Data excerpts section start
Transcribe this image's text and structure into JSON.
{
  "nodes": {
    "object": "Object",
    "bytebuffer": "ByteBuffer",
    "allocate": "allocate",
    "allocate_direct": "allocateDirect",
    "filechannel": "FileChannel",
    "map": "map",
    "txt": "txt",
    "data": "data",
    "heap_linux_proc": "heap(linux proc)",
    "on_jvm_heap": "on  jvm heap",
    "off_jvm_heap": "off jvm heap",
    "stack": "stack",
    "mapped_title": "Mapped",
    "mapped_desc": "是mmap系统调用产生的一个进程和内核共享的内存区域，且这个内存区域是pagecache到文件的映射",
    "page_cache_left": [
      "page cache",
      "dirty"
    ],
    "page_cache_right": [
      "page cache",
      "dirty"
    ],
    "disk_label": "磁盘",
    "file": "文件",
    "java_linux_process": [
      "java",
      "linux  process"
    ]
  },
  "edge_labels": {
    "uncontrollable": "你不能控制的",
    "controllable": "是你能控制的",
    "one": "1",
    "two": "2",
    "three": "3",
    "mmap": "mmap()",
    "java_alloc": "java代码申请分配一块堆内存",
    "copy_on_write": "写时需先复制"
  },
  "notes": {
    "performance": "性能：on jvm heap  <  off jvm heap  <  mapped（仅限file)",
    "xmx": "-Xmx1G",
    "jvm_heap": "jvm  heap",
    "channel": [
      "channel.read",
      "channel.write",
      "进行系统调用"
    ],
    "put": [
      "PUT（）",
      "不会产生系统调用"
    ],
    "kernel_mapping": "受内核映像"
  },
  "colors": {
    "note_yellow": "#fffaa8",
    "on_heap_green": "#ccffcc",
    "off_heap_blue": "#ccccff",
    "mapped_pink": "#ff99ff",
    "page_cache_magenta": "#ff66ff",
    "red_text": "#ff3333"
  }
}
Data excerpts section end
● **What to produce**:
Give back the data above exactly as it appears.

● **Answer section**:
Transcribe this image's text and structure into JSON.
{
  "nodes": {
    "object": "Object",
    "bytebuffer": "ByteBuffer",
    "allocate": "allocate",
    "allocate_direct": "allocateDirect",
    "filechannel": "FileChannel",
    "map": "map",
    "txt": "txt",
    "data": "data",
    "heap_linux_proc": "heap(linux proc)",
    "on_jvm_heap": "on  jvm heap",
    "off_jvm_heap": "off jvm heap",
    "stack": "stack",
    "mapped_title": "Mapped",
    "mapped_desc": "是mmap系统调用产生的一个进程和内核共享的内存区域，且这个内存区域是pagecache到文件的映射",
    "page_cache_left": [
      "page cache",
      "dirty"
    ],
    "page_cache_right": [
      "page cache",
      "dirty"
    ],
    "disk_label": "磁盘",
    "file": "文件",
    "java_linux_process": [
      "java",
      "linux  process"
    ]
  },
  "edge_labels": {
    "uncontrollable": "你不能控制的",
    "controllable": "是你能控制的",
    "one": "1",
    "two": "2",
    "three": "3",
    "mmap": "mmap()",
    "java_alloc": "java代码申请分配一块堆内存",
    "copy_on_write": "写时需先复制"
  },
  "notes": {
    "performance": "性能：on jvm heap  <  off jvm heap  <  mapped（仅限file)",
    "xmx": "-Xmx1G",
    "jvm_heap": "jvm  heap",
    "channel": [
      "channel.read",
      "channel.write",
      "进行系统调用"
    ],
    "put": [
      "PUT（）",
      "不会产生系统调用"
    ],
    "kernel_mapping": "受内核映像"
  },
  "colors": {
    "note_yellow": "#fffaa8",
    "on_heap_green": "#ccffcc",
    "off_heap_blue": "#ccccff",
    "mapped_pink": "#ff99ff",
    "page_cache_magenta": "#ff66ff",
    "red_text": "#ff3333"
  }
}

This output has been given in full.